- DIRECTIONS FOR THIS TASK
The lines to return are those below that contain the word "title".

Segment Start: EXCERPTED RECORDS

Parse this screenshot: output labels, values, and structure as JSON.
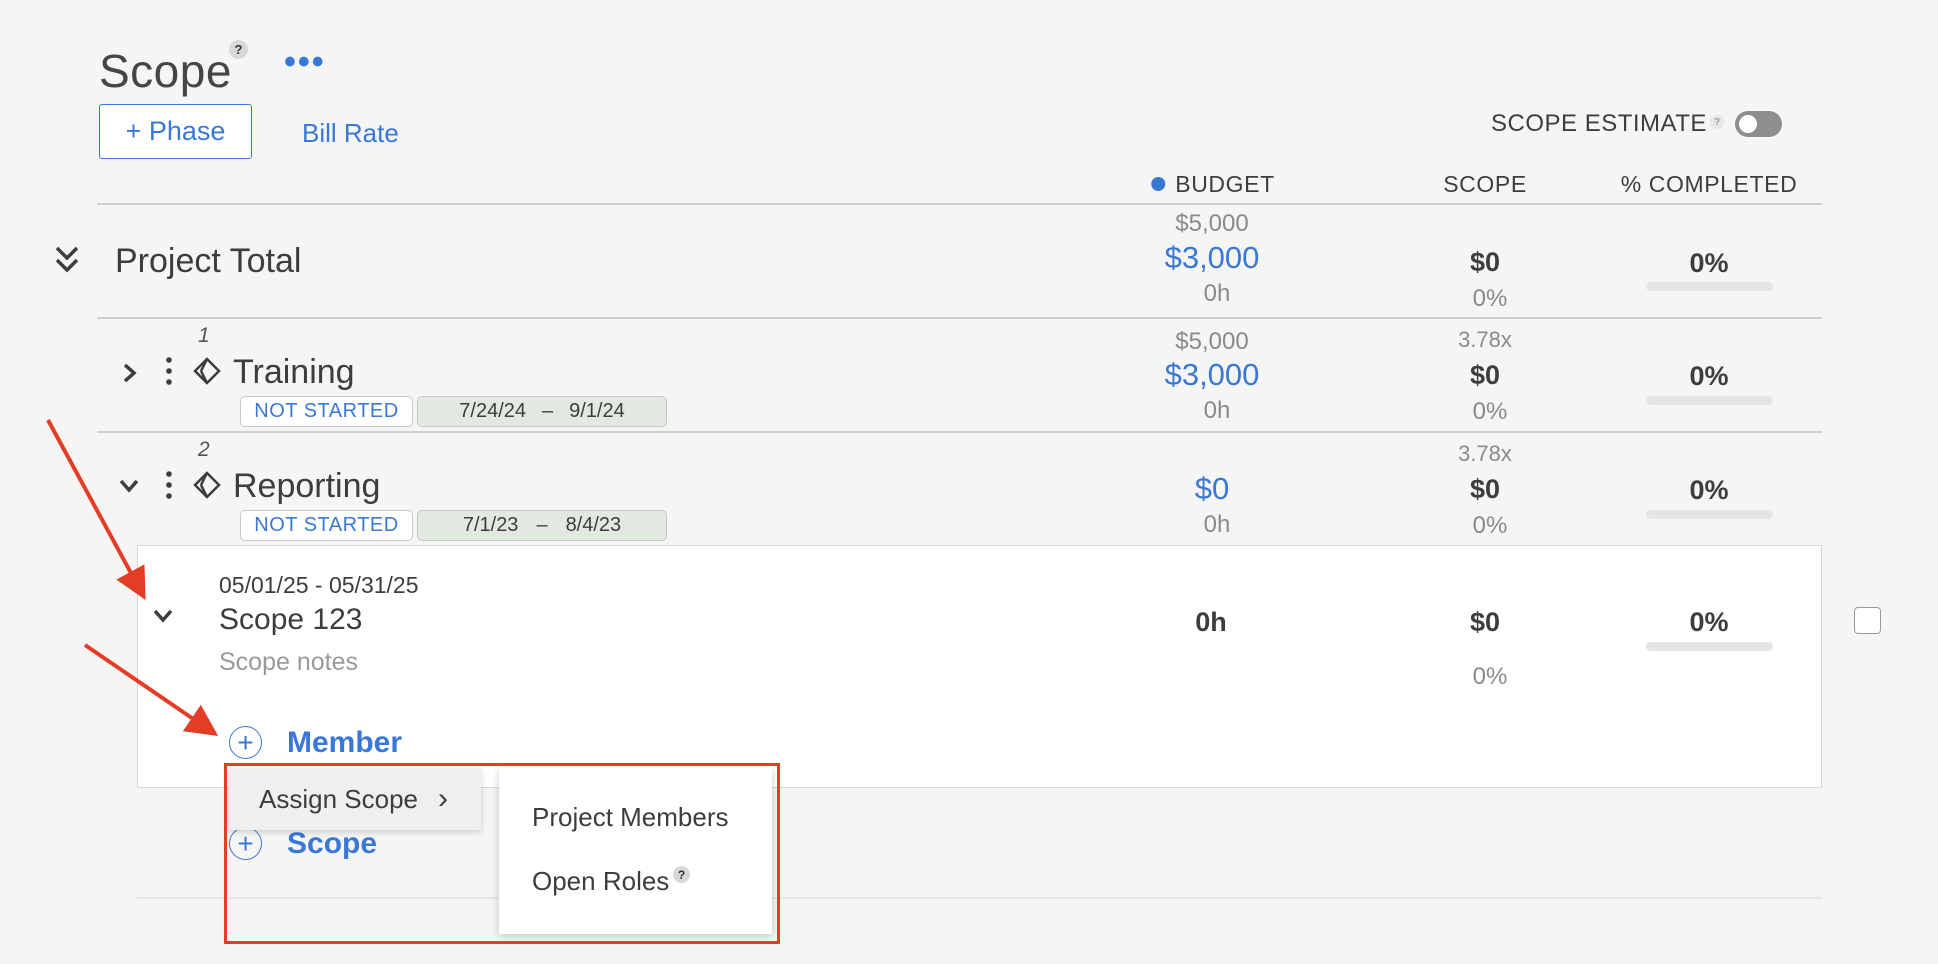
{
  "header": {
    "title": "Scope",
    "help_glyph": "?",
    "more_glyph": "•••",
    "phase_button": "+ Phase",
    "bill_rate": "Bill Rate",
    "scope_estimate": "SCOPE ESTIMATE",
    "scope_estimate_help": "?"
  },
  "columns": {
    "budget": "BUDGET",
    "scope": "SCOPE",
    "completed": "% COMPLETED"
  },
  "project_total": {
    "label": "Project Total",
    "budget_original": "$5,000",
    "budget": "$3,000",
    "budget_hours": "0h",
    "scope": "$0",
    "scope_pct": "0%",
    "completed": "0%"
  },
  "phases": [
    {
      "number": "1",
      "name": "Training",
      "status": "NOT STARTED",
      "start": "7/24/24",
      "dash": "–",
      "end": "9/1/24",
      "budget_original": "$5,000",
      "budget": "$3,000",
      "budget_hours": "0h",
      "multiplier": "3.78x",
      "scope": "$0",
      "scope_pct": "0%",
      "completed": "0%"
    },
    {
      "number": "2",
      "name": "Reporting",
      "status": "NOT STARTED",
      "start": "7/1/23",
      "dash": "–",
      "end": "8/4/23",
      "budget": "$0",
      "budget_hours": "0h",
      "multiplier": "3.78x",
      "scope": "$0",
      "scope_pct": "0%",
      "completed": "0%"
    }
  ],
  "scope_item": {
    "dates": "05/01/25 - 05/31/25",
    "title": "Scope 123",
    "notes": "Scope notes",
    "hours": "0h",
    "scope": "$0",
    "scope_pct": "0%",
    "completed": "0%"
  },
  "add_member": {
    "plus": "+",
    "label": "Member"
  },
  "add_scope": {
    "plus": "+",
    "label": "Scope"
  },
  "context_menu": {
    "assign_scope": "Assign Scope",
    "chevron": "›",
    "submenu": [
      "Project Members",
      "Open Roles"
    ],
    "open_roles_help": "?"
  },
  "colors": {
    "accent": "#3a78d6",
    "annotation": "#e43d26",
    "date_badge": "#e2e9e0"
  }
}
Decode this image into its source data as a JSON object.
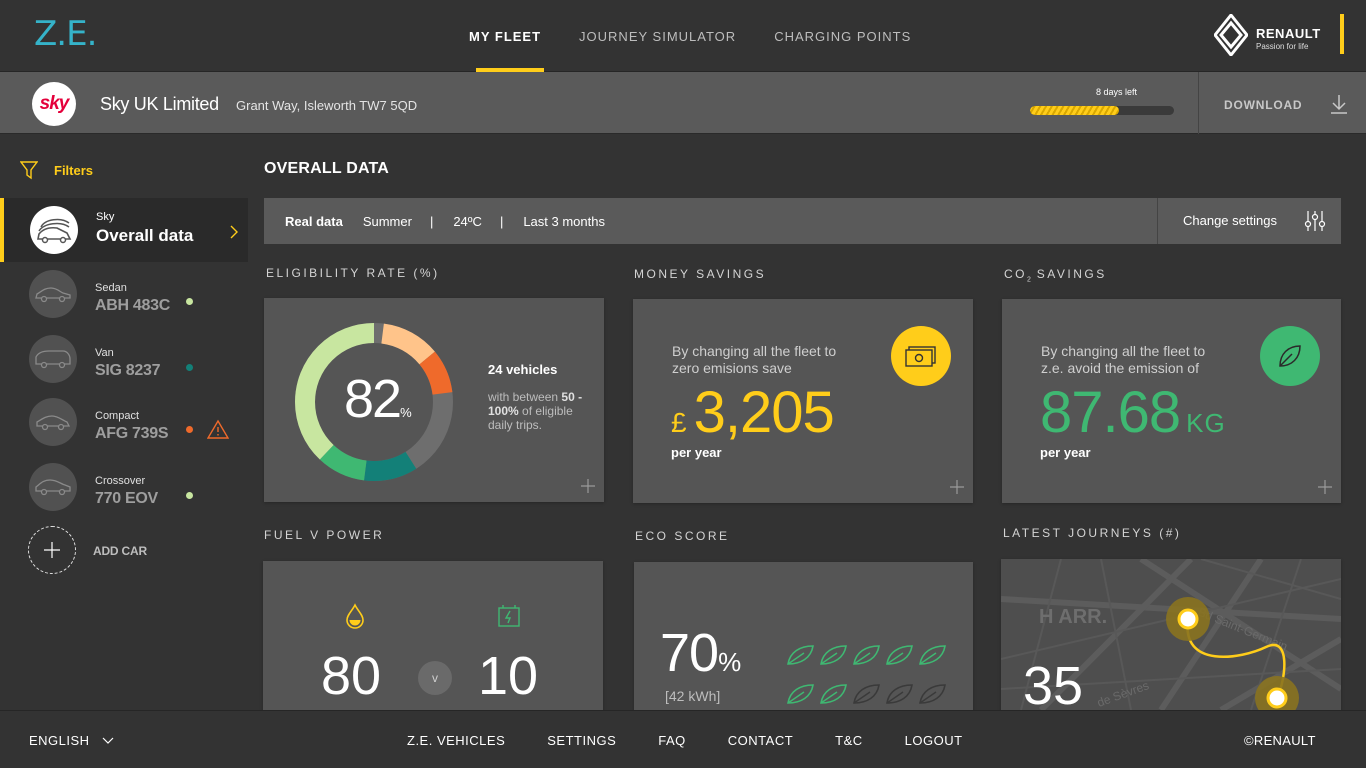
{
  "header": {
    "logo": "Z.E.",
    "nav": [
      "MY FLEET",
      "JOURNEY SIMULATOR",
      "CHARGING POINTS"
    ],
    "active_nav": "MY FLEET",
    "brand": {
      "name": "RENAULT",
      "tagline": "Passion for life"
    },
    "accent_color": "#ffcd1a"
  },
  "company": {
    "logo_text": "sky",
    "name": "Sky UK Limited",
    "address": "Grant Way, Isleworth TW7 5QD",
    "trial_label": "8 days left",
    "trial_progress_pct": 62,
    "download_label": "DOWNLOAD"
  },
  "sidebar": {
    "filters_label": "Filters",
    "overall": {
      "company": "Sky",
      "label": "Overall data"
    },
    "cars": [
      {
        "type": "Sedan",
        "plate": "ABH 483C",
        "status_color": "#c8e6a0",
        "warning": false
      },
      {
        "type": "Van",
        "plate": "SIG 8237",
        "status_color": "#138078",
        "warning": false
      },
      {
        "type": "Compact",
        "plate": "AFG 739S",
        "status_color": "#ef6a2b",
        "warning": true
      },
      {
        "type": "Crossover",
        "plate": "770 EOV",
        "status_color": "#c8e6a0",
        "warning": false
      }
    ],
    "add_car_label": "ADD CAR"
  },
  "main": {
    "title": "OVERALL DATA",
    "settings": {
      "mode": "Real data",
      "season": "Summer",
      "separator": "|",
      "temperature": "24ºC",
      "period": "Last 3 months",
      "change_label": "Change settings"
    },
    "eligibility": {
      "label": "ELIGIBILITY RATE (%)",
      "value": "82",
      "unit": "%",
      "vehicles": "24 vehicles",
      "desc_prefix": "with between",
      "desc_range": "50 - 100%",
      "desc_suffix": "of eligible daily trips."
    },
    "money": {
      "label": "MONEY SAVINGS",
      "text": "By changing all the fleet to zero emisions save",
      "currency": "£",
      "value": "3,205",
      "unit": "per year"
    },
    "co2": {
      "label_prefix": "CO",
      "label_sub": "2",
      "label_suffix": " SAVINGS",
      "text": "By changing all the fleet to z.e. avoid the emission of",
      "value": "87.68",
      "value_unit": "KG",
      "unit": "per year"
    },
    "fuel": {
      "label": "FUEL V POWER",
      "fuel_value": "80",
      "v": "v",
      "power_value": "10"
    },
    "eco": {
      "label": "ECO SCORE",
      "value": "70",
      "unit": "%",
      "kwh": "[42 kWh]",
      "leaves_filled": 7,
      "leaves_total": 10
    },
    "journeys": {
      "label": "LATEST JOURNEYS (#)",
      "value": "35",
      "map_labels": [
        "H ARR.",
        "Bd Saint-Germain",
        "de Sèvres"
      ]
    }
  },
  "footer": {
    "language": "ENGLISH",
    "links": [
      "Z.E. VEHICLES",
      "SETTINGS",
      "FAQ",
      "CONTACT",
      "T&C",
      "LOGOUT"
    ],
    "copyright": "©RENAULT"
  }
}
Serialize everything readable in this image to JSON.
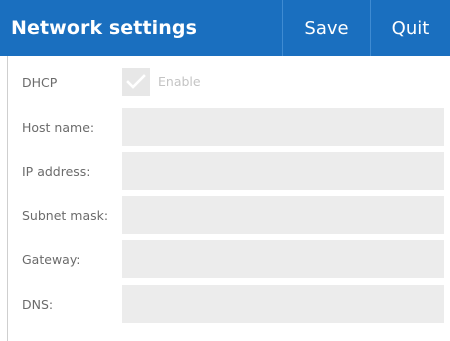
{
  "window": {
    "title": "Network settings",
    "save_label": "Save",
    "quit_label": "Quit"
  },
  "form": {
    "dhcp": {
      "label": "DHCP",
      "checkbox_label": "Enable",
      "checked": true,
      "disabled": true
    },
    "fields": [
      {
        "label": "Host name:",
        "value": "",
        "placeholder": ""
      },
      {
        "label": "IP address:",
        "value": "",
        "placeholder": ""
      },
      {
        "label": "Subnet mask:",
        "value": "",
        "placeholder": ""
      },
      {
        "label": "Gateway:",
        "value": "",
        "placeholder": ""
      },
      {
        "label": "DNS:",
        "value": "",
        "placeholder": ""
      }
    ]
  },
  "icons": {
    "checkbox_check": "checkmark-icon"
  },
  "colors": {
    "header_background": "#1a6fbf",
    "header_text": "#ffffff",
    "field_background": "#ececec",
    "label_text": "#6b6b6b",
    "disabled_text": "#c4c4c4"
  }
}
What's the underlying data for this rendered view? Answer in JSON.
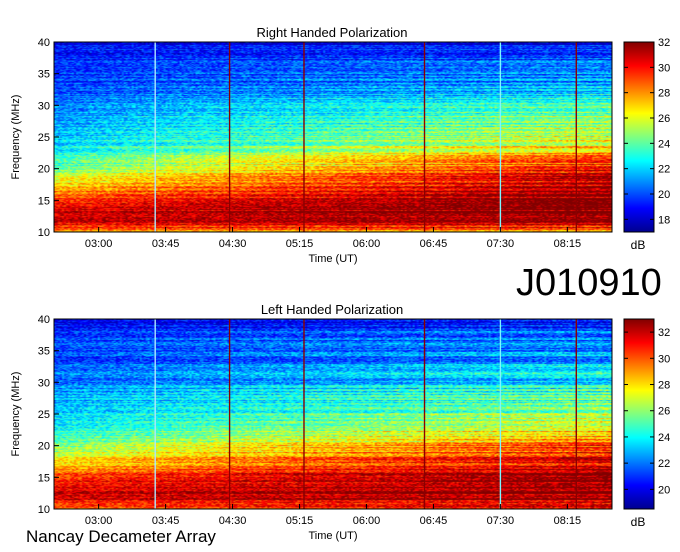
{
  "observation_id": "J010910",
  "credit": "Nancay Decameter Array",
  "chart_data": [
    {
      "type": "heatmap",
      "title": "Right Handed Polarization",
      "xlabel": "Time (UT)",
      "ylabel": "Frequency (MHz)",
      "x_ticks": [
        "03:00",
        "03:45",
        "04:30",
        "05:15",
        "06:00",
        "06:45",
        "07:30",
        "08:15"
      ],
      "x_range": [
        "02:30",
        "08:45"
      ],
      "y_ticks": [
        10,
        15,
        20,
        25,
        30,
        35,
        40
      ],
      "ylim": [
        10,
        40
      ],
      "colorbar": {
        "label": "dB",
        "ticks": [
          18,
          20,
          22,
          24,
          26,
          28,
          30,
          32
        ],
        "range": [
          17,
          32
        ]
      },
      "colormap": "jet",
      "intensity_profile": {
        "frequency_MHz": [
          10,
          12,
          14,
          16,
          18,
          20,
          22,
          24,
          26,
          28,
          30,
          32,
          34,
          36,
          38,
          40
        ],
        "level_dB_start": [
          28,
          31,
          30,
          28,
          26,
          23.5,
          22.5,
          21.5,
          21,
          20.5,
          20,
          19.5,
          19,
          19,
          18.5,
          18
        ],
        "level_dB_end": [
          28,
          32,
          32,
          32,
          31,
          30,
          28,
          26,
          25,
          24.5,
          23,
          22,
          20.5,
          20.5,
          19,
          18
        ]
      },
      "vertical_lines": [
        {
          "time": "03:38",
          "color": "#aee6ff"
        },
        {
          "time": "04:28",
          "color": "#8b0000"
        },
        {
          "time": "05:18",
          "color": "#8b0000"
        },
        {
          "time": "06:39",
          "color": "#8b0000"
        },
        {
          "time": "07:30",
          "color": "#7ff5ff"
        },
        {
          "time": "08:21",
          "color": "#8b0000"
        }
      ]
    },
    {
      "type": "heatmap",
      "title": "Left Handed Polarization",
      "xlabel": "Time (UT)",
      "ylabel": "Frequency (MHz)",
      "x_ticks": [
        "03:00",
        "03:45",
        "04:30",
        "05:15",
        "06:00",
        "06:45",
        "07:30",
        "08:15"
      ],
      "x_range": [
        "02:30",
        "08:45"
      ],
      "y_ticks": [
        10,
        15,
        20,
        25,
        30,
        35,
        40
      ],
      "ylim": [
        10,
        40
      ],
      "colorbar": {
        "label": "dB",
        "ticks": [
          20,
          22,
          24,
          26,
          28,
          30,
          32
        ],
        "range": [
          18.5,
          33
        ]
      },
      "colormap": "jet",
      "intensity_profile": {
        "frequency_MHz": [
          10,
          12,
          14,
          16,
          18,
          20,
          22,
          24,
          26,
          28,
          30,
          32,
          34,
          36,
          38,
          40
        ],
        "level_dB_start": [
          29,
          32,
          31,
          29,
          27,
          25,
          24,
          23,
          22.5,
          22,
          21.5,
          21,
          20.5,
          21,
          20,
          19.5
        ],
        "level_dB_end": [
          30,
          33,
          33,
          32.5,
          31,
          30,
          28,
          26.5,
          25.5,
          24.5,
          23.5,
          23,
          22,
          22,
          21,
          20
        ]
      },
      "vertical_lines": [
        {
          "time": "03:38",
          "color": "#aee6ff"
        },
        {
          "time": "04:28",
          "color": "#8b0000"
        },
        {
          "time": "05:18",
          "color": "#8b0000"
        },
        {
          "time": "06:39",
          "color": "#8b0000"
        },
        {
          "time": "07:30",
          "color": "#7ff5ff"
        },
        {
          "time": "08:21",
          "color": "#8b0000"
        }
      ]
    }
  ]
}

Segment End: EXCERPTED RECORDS

- RESULT
    "title": "Scope",
    "title": "Scope 123",
    "title": "OVERALL DATA",
    "title": "Network settings",
      "title": "Right Handed Polarization",
      "title": "Left Handed Polarization",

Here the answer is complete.